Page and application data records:
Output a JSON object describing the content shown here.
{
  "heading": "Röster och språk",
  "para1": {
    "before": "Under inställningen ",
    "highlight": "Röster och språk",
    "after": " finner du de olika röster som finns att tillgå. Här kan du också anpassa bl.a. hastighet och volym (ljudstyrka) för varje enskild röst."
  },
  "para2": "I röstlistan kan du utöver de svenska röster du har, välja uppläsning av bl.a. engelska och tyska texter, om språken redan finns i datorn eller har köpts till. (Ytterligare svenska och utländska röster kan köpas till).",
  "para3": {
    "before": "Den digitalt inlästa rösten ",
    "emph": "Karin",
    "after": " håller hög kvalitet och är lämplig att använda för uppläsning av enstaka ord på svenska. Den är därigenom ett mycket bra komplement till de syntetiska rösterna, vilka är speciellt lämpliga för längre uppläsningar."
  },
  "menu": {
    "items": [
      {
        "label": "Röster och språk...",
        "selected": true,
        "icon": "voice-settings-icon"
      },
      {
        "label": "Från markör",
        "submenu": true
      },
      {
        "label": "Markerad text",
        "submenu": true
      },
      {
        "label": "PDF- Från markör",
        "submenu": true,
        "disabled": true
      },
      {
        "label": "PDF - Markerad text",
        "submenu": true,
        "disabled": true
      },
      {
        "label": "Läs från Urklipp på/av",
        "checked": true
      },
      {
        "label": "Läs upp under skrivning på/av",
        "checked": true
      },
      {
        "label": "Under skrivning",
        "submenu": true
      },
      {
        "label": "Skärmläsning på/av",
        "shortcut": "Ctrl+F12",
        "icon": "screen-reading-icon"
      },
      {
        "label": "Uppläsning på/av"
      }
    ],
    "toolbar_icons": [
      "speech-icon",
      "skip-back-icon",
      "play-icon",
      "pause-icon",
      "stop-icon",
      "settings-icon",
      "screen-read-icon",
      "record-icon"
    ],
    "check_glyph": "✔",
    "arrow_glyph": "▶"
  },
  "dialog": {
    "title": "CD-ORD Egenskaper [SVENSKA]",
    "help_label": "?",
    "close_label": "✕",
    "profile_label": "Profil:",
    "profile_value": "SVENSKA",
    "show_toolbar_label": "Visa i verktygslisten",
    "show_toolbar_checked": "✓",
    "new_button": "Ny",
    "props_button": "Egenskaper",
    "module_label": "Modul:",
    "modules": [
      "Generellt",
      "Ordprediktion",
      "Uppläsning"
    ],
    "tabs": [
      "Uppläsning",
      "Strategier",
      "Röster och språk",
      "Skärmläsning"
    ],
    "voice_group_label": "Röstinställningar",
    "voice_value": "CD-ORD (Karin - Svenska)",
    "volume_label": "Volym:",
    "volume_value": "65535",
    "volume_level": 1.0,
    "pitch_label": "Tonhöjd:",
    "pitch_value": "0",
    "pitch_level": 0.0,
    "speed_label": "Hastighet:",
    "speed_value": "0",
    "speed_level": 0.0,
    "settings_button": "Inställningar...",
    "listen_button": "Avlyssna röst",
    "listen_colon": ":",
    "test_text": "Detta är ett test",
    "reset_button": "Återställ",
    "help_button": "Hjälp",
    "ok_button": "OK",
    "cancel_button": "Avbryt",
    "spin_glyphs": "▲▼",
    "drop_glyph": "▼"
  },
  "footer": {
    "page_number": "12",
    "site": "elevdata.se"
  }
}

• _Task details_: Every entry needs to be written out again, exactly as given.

• _Expected answer_:
Output a JSON object describing the content shown here.
{
  "heading": "Röster och språk",
  "para1": {
    "before": "Under inställningen ",
    "highlight": "Röster och språk",
    "after": " finner du de olika röster som finns att tillgå. Här kan du också anpassa bl.a. hastighet och volym (ljudstyrka) för varje enskild röst."
  },
  "para2": "I röstlistan kan du utöver de svenska röster du har, välja uppläsning av bl.a. engelska och tyska texter, om språken redan finns i datorn eller har köpts till. (Ytterligare svenska och utländska röster kan köpas till).",
  "para3": {
    "before": "Den digitalt inlästa rösten ",
    "emph": "Karin",
    "after": " håller hög kvalitet och är lämplig att använda för uppläsning av enstaka ord på svenska. Den är därigenom ett mycket bra komplement till de syntetiska rösterna, vilka är speciellt lämpliga för längre uppläsningar."
  },
  "menu": {
    "items": [
      {
        "label": "Röster och språk...",
        "selected": true,
        "icon": "voice-settings-icon"
      },
      {
        "label": "Från markör",
        "submenu": true
      },
      {
        "label": "Markerad text",
        "submenu": true
      },
      {
        "label": "PDF- Från markör",
        "submenu": true,
        "disabled": true
      },
      {
        "label": "PDF - Markerad text",
        "submenu": true,
        "disabled": true
      },
      {
        "label": "Läs från Urklipp på/av",
        "checked": true
      },
      {
        "label": "Läs upp under skrivning på/av",
        "checked": true
      },
      {
        "label": "Under skrivning",
        "submenu": true
      },
      {
        "label": "Skärmläsning på/av",
        "shortcut": "Ctrl+F12",
        "icon": "screen-reading-icon"
      },
      {
        "label": "Uppläsning på/av"
      }
    ],
    "toolbar_icons": [
      "speech-icon",
      "skip-back-icon",
      "play-icon",
      "pause-icon",
      "stop-icon",
      "settings-icon",
      "screen-read-icon",
      "record-icon"
    ],
    "check_glyph": "✔",
    "arrow_glyph": "▶"
  },
  "dialog": {
    "title": "CD-ORD Egenskaper [SVENSKA]",
    "help_label": "?",
    "close_label": "✕",
    "profile_label": "Profil:",
    "profile_value": "SVENSKA",
    "show_toolbar_label": "Visa i verktygslisten",
    "show_toolbar_checked": "✓",
    "new_button": "Ny",
    "props_button": "Egenskaper",
    "module_label": "Modul:",
    "modules": [
      "Generellt",
      "Ordprediktion",
      "Uppläsning"
    ],
    "tabs": [
      "Uppläsning",
      "Strategier",
      "Röster och språk",
      "Skärmläsning"
    ],
    "voice_group_label": "Röstinställningar",
    "voice_value": "CD-ORD (Karin - Svenska)",
    "volume_label": "Volym:",
    "volume_value": "65535",
    "volume_level": 1.0,
    "pitch_label": "Tonhöjd:",
    "pitch_value": "0",
    "pitch_level": 0.0,
    "speed_label": "Hastighet:",
    "speed_value": "0",
    "speed_level": 0.0,
    "settings_button": "Inställningar...",
    "listen_button": "Avlyssna röst",
    "listen_colon": ":",
    "test_text": "Detta är ett test",
    "reset_button": "Återställ",
    "help_button": "Hjälp",
    "ok_button": "OK",
    "cancel_button": "Avbryt",
    "spin_glyphs": "▲▼",
    "drop_glyph": "▼"
  },
  "footer": {
    "page_number": "12",
    "site": "elevdata.se"
  }
}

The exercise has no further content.